features 2014

Rock & The Occult

occultcover Ozzy Osbourne famously serenaded "Mr. Crowley," in his 1980 track. But, poet, novelist and noted occultist Alesteir Crowley has been name-checked, celebrated and explored in hundreds of rock songs. And he's just one example of how the occult has influenced rock and roll, or how it saved it, according to author Peter Bebergal. He talks to Jim and Greg about his new book Season of the Witch: How the Occult Saved Rock and Roll on this Halloween edition of the show. First off, we're not talking about satanism here. There's no great definition of“occult,”because it carries so much baggage. But Bebergal explains that occult beliefs are a conglomerate of bits of mythology, religion and actual experience, which take the form of mystical or other states of altered consciousness. Despite darker connotations, occult beliefs attempt to understand reality in a way traditional religious practice cannot or chooses not to explore.

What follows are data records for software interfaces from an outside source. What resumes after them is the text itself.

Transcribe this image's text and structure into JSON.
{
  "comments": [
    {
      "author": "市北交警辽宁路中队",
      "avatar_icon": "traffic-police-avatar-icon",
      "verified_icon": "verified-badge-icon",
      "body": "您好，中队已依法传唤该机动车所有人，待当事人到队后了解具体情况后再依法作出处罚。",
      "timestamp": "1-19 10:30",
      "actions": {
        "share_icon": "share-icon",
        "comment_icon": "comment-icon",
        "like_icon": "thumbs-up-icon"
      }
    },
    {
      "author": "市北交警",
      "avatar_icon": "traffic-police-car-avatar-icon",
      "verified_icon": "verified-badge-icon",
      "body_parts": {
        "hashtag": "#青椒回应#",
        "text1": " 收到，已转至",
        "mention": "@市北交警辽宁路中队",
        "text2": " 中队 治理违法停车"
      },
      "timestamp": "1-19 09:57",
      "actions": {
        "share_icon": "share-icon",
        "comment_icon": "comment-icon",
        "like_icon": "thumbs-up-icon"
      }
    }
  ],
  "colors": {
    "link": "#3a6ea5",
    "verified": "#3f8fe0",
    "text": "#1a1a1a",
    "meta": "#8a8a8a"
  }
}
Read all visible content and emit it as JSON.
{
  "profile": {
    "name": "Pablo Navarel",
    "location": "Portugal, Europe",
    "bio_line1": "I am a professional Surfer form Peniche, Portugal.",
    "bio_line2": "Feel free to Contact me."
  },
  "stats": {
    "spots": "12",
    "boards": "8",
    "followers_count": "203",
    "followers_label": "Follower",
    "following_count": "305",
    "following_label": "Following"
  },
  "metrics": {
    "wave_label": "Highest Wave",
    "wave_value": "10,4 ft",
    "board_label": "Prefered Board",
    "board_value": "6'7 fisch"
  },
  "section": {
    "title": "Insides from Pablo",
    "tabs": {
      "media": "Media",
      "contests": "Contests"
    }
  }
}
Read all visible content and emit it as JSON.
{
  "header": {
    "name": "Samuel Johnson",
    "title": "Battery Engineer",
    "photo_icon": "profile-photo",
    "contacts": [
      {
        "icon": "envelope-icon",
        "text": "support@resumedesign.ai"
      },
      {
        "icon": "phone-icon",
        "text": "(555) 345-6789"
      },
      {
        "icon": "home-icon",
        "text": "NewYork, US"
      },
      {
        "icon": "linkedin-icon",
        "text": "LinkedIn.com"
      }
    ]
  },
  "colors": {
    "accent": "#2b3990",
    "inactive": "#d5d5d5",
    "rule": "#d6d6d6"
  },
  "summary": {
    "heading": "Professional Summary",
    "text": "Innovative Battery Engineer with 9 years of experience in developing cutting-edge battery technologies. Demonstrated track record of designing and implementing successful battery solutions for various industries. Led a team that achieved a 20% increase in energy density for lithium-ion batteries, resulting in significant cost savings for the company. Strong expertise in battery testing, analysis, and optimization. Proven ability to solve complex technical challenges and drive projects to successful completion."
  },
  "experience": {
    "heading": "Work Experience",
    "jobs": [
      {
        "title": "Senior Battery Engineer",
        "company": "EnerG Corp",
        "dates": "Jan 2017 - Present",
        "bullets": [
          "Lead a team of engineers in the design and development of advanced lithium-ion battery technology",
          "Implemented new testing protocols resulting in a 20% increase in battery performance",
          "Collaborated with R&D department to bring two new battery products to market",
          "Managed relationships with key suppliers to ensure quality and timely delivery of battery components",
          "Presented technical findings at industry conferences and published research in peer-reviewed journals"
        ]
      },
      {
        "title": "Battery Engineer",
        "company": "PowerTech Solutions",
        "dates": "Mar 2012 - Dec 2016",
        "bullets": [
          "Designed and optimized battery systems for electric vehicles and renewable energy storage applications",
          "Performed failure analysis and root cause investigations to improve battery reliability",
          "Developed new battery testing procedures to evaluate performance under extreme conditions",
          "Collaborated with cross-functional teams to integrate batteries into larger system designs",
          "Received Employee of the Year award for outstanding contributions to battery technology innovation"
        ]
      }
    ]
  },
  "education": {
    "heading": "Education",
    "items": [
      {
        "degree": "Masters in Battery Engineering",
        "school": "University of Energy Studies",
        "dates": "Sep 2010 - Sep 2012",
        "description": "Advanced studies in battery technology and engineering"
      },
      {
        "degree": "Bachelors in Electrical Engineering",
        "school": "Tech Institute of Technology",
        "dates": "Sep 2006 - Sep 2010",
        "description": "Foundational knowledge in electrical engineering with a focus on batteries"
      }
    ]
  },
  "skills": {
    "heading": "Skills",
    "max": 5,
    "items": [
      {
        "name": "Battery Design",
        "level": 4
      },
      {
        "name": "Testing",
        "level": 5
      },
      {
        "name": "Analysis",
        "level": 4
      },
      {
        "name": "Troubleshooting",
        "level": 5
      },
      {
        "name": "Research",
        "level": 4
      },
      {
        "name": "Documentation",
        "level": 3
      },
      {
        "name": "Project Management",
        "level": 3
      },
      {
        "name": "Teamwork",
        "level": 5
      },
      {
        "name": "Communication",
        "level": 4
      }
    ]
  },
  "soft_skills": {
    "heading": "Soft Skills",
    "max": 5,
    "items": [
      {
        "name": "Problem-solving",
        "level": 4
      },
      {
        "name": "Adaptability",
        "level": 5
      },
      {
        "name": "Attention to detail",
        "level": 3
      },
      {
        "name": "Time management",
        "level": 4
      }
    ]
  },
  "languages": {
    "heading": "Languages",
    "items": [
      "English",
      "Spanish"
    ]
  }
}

Then Jim and Greg get into the music. The occult has trickled into popular music since early blues recordings at the beginning of the last century. That evolved into the hoodoo-inspired sounds of Elvis Presley, the mystical references to the east in the music of The Beatles and Led Zeppelin and even the Illuminati imagery of modern hip-hop.

For more great occult tunes, check out Peter Bebergal's playlist by following us at Beats Music.

Go to episode 465

New Wave

No one of a certain age can hear "Rio" without picturing Simon LeBon and the members of Duran Duran crooning off the side of a yacht. They were the“Rolling Stones of the New Wave era”according to writer Lori Majewski, and through such videos represented everything you either love or hate about the 1980's—the excess, the sex, the fashion and the pure pop production. But, while this was a very visual era of music (with infamous clothes and even more infamous hair), there's a lot to be said for the sound. Jim and Greg talk to Lori about her new book Mad World: An Oral History of New Wave Artists and the Songs That Defined the 1980's, co-written with Jonathan Bernstein. In it, the authors reveal why New Wave caught on so strongly with pop fans and the media, especially post-punk in the U.K. (Certainly the NME would rather photograph Adam Ant than a spitting Johnny Rotten). And Jim and Greg reveal their own affection for music by Boy George, The Cars, A Flock of Seagulls and most anything brought to the big screen by John Hughes.

Here are other New Wave acts we fondly remember:

And check out Lori Majewski's favorite New Wave Videos and follow us on Beats Music for a full playlist.

Go to episode 456